EXTRACTED MATERIAL:
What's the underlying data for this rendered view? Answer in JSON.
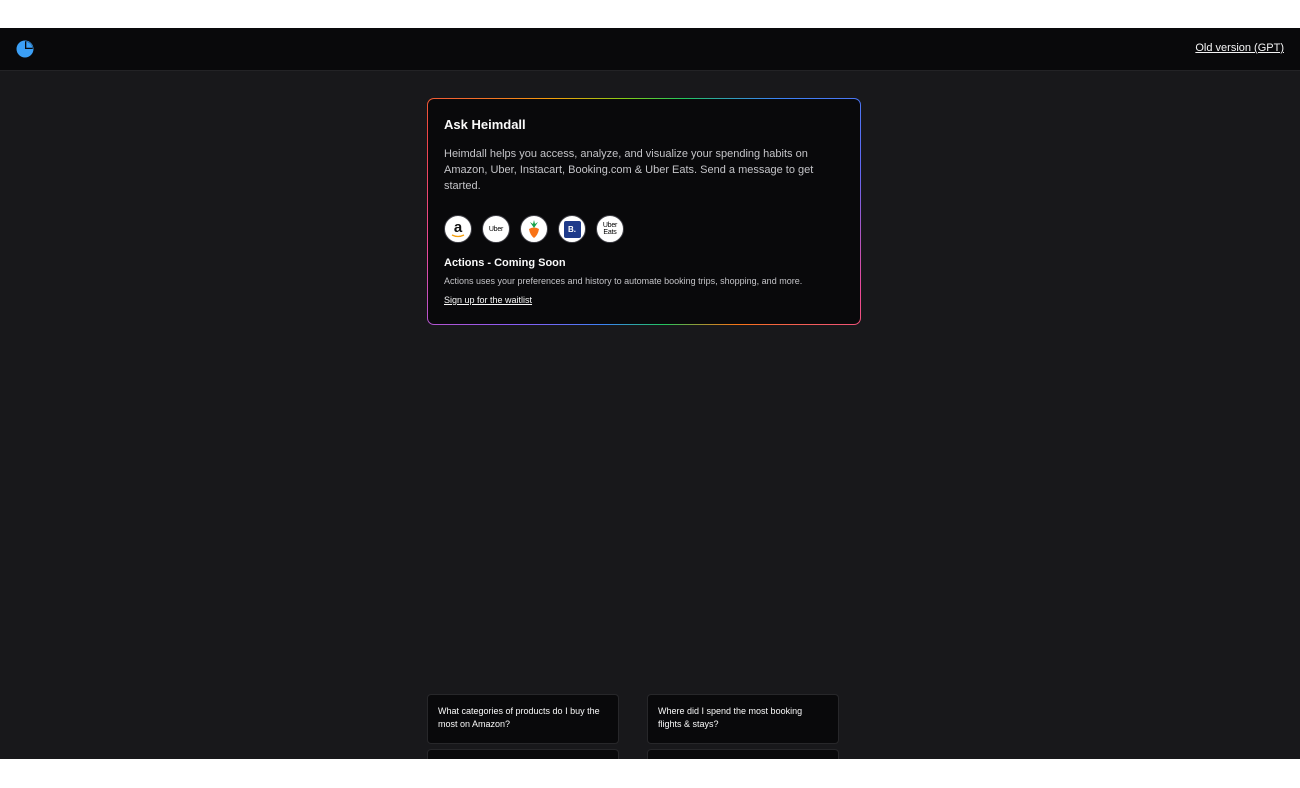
{
  "header": {
    "logo_icon": "pie-chart-icon",
    "old_version_link": "Old version (GPT)"
  },
  "card": {
    "title": "Ask Heimdall",
    "description": "Heimdall helps you access, analyze, and visualize your spending habits on Amazon, Uber, Instacart, Booking.com & Uber Eats. Send a message to get started.",
    "brands": [
      {
        "name": "amazon-icon",
        "glyph": "a"
      },
      {
        "name": "uber-icon",
        "glyph": "Uber"
      },
      {
        "name": "instacart-icon",
        "glyph": ""
      },
      {
        "name": "booking-icon",
        "glyph": "B."
      },
      {
        "name": "uber-eats-icon",
        "glyph": "Uber Eats"
      }
    ],
    "actions_title": "Actions - Coming Soon",
    "actions_description": "Actions uses your preferences and history to automate booking trips, shopping, and more.",
    "waitlist_link": "Sign up for the waitlist"
  },
  "suggestions": [
    "What categories of products do I buy the most on Amazon?",
    "Where did I spend the most booking flights & stays?",
    "",
    ""
  ],
  "colors": {
    "background": "#18181b",
    "topbar": "#09090b",
    "card": "#09090b",
    "accent": "#3b9ff6"
  }
}
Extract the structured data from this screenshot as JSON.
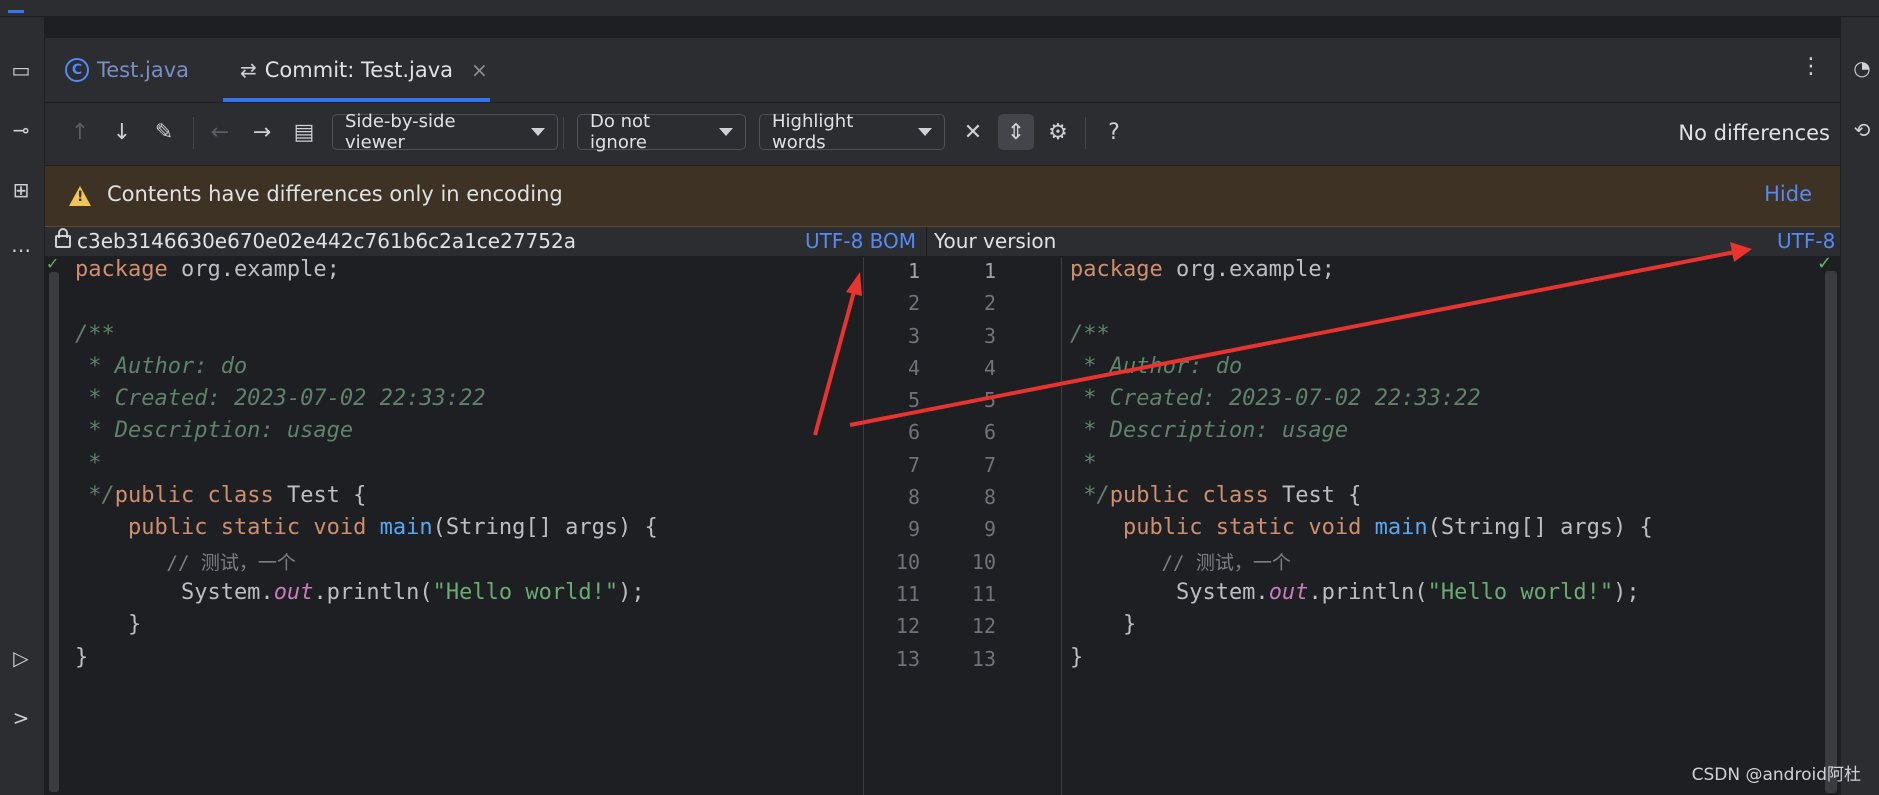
{
  "tabs": [
    {
      "label": "Test.java",
      "icon": "class-c-icon"
    },
    {
      "label": "Commit: Test.java",
      "icon": "commit-compare-icon",
      "close": "×"
    }
  ],
  "toolbar": {
    "viewer": "Side-by-side viewer",
    "ignore": "Do not ignore",
    "highlight": "Highlight words",
    "status": "No differences",
    "help": "?"
  },
  "banner": {
    "message": "Contents have differences only in encoding",
    "action": "Hide"
  },
  "left_header": {
    "revision": "c3eb3146630e670e02e442c761b6c2a1ce27752a",
    "encoding": "UTF-8 BOM"
  },
  "right_header": {
    "title": "Your version",
    "encoding": "UTF-8"
  },
  "line_numbers": [
    "1",
    "2",
    "3",
    "4",
    "5",
    "6",
    "7",
    "8",
    "9",
    "10",
    "11",
    "12",
    "13"
  ],
  "code": {
    "l1_kw": "package",
    "l1_rest": " org.example;",
    "l3": "/**",
    "l4": " * Author: do",
    "l5": " * Created: 2023-07-02 22:33:22",
    "l6": " * Description: usage",
    "l7": " *",
    "l8_cm": " */",
    "l8_kw": "public class",
    "l8_rest": " Test {",
    "l9_kw": "    public static void ",
    "l9_fn": "main",
    "l9_rest": "(String[] args) {",
    "l10": "        // 测试，一个",
    "l11_a": "        System.",
    "l11_fld": "out",
    "l11_b": ".println(",
    "l11_str": "\"Hello world!\"",
    "l11_c": ");",
    "l12": "    }",
    "l13": "}"
  },
  "watermark": "CSDN @android阿杜",
  "colors": {
    "accent": "#3574f0",
    "link": "#548af7",
    "warning_bg": "#3d3223",
    "keyword": "#cf8e6d",
    "comment": "#5f826b",
    "string": "#6aab73",
    "arrow": "#e8332f"
  }
}
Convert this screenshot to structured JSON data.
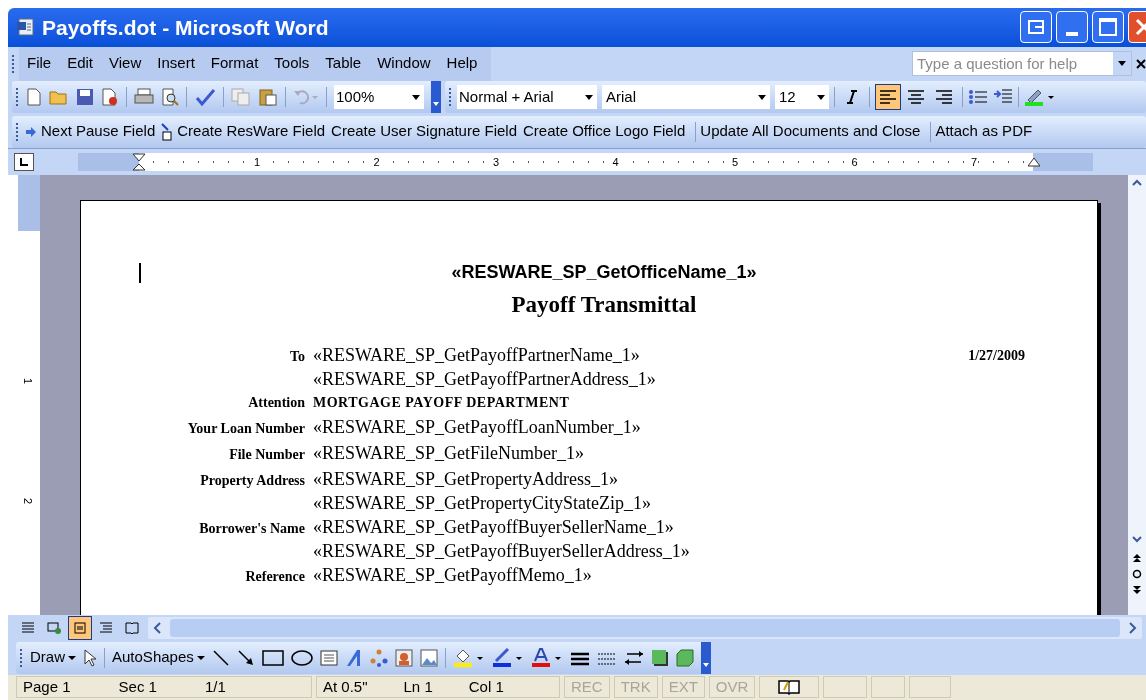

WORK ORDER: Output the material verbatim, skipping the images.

EXERCISE SOLUTION:
What's the underlying data for this rendered view? Answer in JSON.
{
  "header": {
    "logo_icon": "pie-chart-icon",
    "old_version_link": "Old version (GPT)"
  },
  "card": {
    "title": "Ask Heimdall",
    "description": "Heimdall helps you access, analyze, and visualize your spending habits on Amazon, Uber, Instacart, Booking.com & Uber Eats. Send a message to get started.",
    "brands": [
      {
        "name": "amazon-icon",
        "glyph": "a"
      },
      {
        "name": "uber-icon",
        "glyph": "Uber"
      },
      {
        "name": "instacart-icon",
        "glyph": ""
      },
      {
        "name": "booking-icon",
        "glyph": "B."
      },
      {
        "name": "uber-eats-icon",
        "glyph": "Uber Eats"
      }
    ],
    "actions_title": "Actions - Coming Soon",
    "actions_description": "Actions uses your preferences and history to automate booking trips, shopping, and more.",
    "waitlist_link": "Sign up for the waitlist"
  },
  "suggestions": [
    "What categories of products do I buy the most on Amazon?",
    "Where did I spend the most booking flights & stays?",
    "",
    ""
  ],
  "colors": {
    "background": "#18181b",
    "topbar": "#09090b",
    "card": "#09090b",
    "accent": "#3b9ff6"
  }
}
Extract the structured data from this screenshot as JSON.
{
  "tabs": [
    {
      "label": "Test.java",
      "icon": "class-c-icon"
    },
    {
      "label": "Commit: Test.java",
      "icon": "commit-compare-icon",
      "close": "×"
    }
  ],
  "toolbar": {
    "viewer": "Side-by-side viewer",
    "ignore": "Do not ignore",
    "highlight": "Highlight words",
    "status": "No differences",
    "help": "?"
  },
  "banner": {
    "message": "Contents have differences only in encoding",
    "action": "Hide"
  },
  "left_header": {
    "revision": "c3eb3146630e670e02e442c761b6c2a1ce27752a",
    "encoding": "UTF-8 BOM"
  },
  "right_header": {
    "title": "Your version",
    "encoding": "UTF-8"
  },
  "line_numbers": [
    "1",
    "2",
    "3",
    "4",
    "5",
    "6",
    "7",
    "8",
    "9",
    "10",
    "11",
    "12",
    "13"
  ],
  "code": {
    "l1_kw": "package",
    "l1_rest": " org.example;",
    "l3": "/**",
    "l4": " * Author: do",
    "l5": " * Created: 2023-07-02 22:33:22",
    "l6": " * Description: usage",
    "l7": " *",
    "l8_cm": " */",
    "l8_kw": "public class",
    "l8_rest": " Test {",
    "l9_kw": "    public static void ",
    "l9_fn": "main",
    "l9_rest": "(String[] args) {",
    "l10": "        // 测试，一个",
    "l11_a": "        System.",
    "l11_fld": "out",
    "l11_b": ".println(",
    "l11_str": "\"Hello world!\"",
    "l11_c": ");",
    "l12": "    }",
    "l13": "}"
  },
  "watermark": "CSDN @android阿杜",
  "colors": {
    "accent": "#3574f0",
    "link": "#548af7",
    "warning_bg": "#3d3223",
    "keyword": "#cf8e6d",
    "comment": "#5f826b",
    "string": "#6aab73",
    "arrow": "#e8332f"
  }
}
Convert this screenshot to structured JSON data.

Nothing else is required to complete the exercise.